A vitamin of the B complex, found in unrefined cereals, egg, lean meats, dried milk, beans, and liver, a deficiency of which causes beriberi. It is a sulphur-containing derivative of thiazole and pyrimidine. Also called vitamin B1. It helps the body cells change carbohydrates into energy. Getting plenty of carbohydrates is very important during pregnancy and breast-feeding. It is also essential for heart function and healthy nerve cells.
Aneurine Hydrochloride, Antiberiberi Factor, Antiberiberi Vitamin, Antineuritic Factor, Antineuritic Vitamin, B Complex Vitamin, Chlorhydrate de Thiamine, Chlorure de Thiamine, Complexe de Vitamine B, Facteur Anti-béribéri, Facteur Antineuritique, Hydrochlorure de Thiamine, Mononitrate de Thiamine, Nitrate de Thiamine, Thiamine Chloride, Thiamine HCl, Thiamine Hydrochloride, Thiamin Mononitrate, Thiamine Mononitrate, Thiamine Nitrate, Thiaminium Chloride Hydrochloride, Tiamina, Vitamin B1, Vitamin B-1, Vitamina B1, Vitamine Anti-béribéri, Vitamine Antineuritique, Vitamine B1.
Thiamine is a vitamin, also called vitamin B1. Vitamin B1 is found in many foods including yeast, cereal grains, beans, nuts, and meat. It is often used in combination with other B vitamins, and found in many vitamin B complex products. Vitamin B complexes generally include vitamin B1 (thiamine), vitamin B2 (riboflavin), vitamin B3 (niacin/niacinamide), vitamin B5 (pantothenic acid), vitamin B6 (pyridoxine), vitamin B12 (cyanocobalamin), and folic acid. However, some products do not contain all of these ingredients and some may include others, such as biotin, para-aminobenzoic acid (PABA), choline bitartrate, and inositol.
People take thiamine for conditions related to low levels of thiamine (thiamine deficiency syndromes), including beriberi and inflammation of the nerves (neuritis) associated with pellagra or pregnancy.
Thiamine is also used for digestive problems including poor appetite, ulcerative colitis, and ongoing diarrhea.
Thiamine is also used for AIDS and boosting the immune system, diabetic pain, heart disease, alcoholism, aging, a type of brain damage called cerebellar syndrome, canker sores, vision problems such as cataracts and glaucoma, motion sickness, and improving athletic performance. Other uses include preventing cervical cancer and progression of kidney disease in patients with type 2 diabetes.

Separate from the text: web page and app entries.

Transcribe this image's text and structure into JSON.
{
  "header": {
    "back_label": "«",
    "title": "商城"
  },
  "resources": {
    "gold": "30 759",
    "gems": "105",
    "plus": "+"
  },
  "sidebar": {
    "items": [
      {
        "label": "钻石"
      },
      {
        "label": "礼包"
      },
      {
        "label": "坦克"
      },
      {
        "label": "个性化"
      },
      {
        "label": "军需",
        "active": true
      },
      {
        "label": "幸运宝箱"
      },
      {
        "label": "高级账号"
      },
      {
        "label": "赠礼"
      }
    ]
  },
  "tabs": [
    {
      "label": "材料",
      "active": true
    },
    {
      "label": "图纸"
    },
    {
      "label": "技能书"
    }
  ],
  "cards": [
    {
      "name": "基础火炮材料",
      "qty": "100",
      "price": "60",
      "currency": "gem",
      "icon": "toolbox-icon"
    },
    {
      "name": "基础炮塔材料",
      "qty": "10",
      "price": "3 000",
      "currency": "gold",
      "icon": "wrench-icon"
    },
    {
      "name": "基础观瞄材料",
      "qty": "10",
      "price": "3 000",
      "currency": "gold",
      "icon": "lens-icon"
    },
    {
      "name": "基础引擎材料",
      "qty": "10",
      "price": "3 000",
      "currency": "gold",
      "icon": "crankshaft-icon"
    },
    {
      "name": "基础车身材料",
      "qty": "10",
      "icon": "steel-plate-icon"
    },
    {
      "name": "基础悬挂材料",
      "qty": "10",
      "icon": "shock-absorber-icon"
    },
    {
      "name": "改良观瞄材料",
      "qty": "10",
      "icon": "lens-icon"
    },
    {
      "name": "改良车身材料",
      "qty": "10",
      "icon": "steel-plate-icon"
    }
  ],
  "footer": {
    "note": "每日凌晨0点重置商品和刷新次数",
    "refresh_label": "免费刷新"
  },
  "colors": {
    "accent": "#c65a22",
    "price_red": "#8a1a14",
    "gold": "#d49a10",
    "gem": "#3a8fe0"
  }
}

Some people use thiamine for maintaining a positive mental attitude; enhancing learning abilities; increasing energy; fighting stress; and preventing memory loss, including Alzheimer’s disease.
Healthcare providers give thiamine shots for a memory disorder called Wernicke’s encephalopathy syndrome, other thiamine deficiency syndromes in critically ill people, alcohol withdrawal, and coma.
Thiamine is required by our bodies to properly use carbohydrates.
Treatment and prevention of thiamine deficiency, including a specific disorder called Wernicke-Korsakoff syndrome (WKS) that is related to low levels of thiamine (thiamine deficiency) and is often see in alcoholics. Between 30% and 80% of alcoholics are believed to have thiamine deficiency. Giving thiamine shots seems to help decrease the risk of developing WKS and decrease symptoms of WKS during alcohol withdrawal.
Correcting problems in people with certain types of genetic diseases including Leigh’s disease, maple syrup urine disease, and others.
Possibly Effective for:
Preventing kidney disease in people with type 2 diabetes. Developing research shows that taking high-dose thiamine (100 mg three times daily) for three months significantly decreases the amount of albumin in the urine in people with type 2 diabetes. Albumin in the urine is an indication of kidney damage.
Insufficient Evidence for:
Preventing cervical cancer. Some research suggests that increasing intake of thiamine from dietary and supplement sources, along with other folic acid, riboflavin, and vitamin B12, might decrease the risk of precancerous spots on the cervix.
Improving athletic performance.
More evidence is needed to rate thiamine for these uses.
Thiamine is LIKELY SAFE when taken by mouth in appropriate amounts, although rare allergic reactions and skin irritation have occurred. It is also LIKELY SAFE when given appropriately intravenously (by IV) by a healthcare provider. Thiamine shots are an FDA-approved prescription product.
Thiamine might not properly enter the body in some people who have liver problems, drink a lot of alcohol, or have other conditions.
Special Precautions & Warnings:
Pregnancy and breast-feeding: Thiamine is LIKELY SAFE for pregnant or breast-feeding women when taken in the recommended amount of 1.4 mg daily. Not enough is known about the safety of using larger amounts during pregnancy or breast-feeding.
We currently have no information for Thiamine (THIAMINE (VITAMIN B1)) Interactions.